Gossip is idle talk about others. It is also known as tattling and dishing. It can be harmful and should be avoided at all costs. Fortunately, there are some ways to prevent gossip. Let’s take a look at some examples. There are a number of positive and negative forms of gossip.
Positive gossip is a form of workplace communication where individuals share information that benefits them in some way. This type of gossip is generally constructive and promotes team cohesiveness. It is also a good way to show respect for fellow employees and boost morale. It can be traced back to the mantra “praise in public, criticize in private.” In contrast, negative gossip is destructive and leads to mistrust and toxicity.
Positive gossip is more likely to occur in workplaces that do not have a toxic work environment. If your workplace is notorious for negative gossip, take steps to improve your workplace culture. This includes creating positive working environments and addressing problems that contribute to the negative environment. If someone’s boss is not holding them accountable for their actions or rewarding them for positive behaviour, there is a good chance they will spread bad news about other employees. Ultimately, you want to encourage your employees to talk positively about their work environment and acknowledge positive aspects of their job.
A study on workplace gossip found that participants feared losing their face. This finding is important because the effects of negative gossip on the target’s face can negatively affect the person’s career prospects. It also reminded managers to pay attention to employee face issues. Face refers to a person’s personal reputation, competence, and status in a group.
Slander is a form of defamation that can hurt a person’s reputation. It’s a practice that has been around for centuries, and some countries have made it illegal to say anything bad about someone. For example, a popular radio host once got fired after his ex started making up stories about him.

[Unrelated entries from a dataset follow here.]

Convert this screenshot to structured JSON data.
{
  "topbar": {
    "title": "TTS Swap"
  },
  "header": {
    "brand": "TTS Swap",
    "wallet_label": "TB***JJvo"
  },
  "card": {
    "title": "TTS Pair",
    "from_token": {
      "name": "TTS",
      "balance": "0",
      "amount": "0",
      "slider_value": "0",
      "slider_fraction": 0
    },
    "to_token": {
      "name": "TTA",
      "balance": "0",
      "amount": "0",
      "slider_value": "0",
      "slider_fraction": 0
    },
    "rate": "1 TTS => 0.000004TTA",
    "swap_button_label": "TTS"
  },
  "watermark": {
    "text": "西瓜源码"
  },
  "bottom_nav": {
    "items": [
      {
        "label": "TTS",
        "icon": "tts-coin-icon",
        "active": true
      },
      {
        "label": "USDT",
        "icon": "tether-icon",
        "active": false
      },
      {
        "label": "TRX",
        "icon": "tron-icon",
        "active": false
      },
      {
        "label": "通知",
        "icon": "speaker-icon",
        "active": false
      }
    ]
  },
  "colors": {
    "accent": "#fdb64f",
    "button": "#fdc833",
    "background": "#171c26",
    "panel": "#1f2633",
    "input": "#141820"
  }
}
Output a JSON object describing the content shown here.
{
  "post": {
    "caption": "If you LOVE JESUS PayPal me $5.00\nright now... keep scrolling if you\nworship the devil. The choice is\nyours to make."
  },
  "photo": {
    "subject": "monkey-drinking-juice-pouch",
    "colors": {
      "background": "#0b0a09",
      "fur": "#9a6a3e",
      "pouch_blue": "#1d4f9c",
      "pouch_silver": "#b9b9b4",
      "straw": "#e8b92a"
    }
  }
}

Slander can start innocently, but it can quickly escalate into an indefensible form. Some gossip is based on personal opinions or even the appearance of a person. For example, if a person is slammed for being unfaithful, this kind of talk can ruin their reputation and make them untrustworthy. Similarly, if you hear someone complaining about someone else’s lack of self-control or being a bad boss, that’s slanderous gossip.
Slander in gossip can be defined as any type of gossip that damages a person’s reputation. It can take many forms, including rumors, half-truths, and outright lies. There are positive and negative gossip, but slander is generally the worst form.
Libel is a legal term that refers to making a statement that defames someone. It’s an unjust way to slander a person’s reputation. Libel is the opposite of gossip, which is idle talking about other people’s private affairs. Most gossip focuses on the private lives of celebrities.
These days, there are many sources of gossip, and not all of them are reputable. Whether it’s a blog post, email, or text message, stories can spread quickly. Defamation damages a person’s reputation, and can take many forms. Libel lawsuits can result from verbal or written defamation.
Libel cases usually involve the publication of defamatory statements, whether online or in print. These statements may contain hyperbole, technology opinion, or statements that may not be defamatory. To establish liability for libel, the claimant must show that the person whose reputation was harmed by the statement. In addition to this, a person must show that the statement affected the victim’s reputation, future employment opportunities, or physical health.
Peer pressure is an issue that affects teens throughout their entire school career. Even in elementary school, kids feel pressure from other students for things such as playing popular sports or joining clubs. The excitement of being a part of a group leads to peer pressure that causes students to go outside their boundaries and engage in gossiping.
Peer pressure can come in many forms, including verbal peer pressure, which involves persuasion and direct influence. In a group environment, this kind of peer pressure is harder to resist, because it is not easy to refuse someone in front of the whole group. This type of peer pressure can result in negative consequences for the teens who are subjected to it.
However, peer pressure can also be positive. It can encourage friends to try new things or get better grades. It can also encourage friends to cheat or try illegal drugs.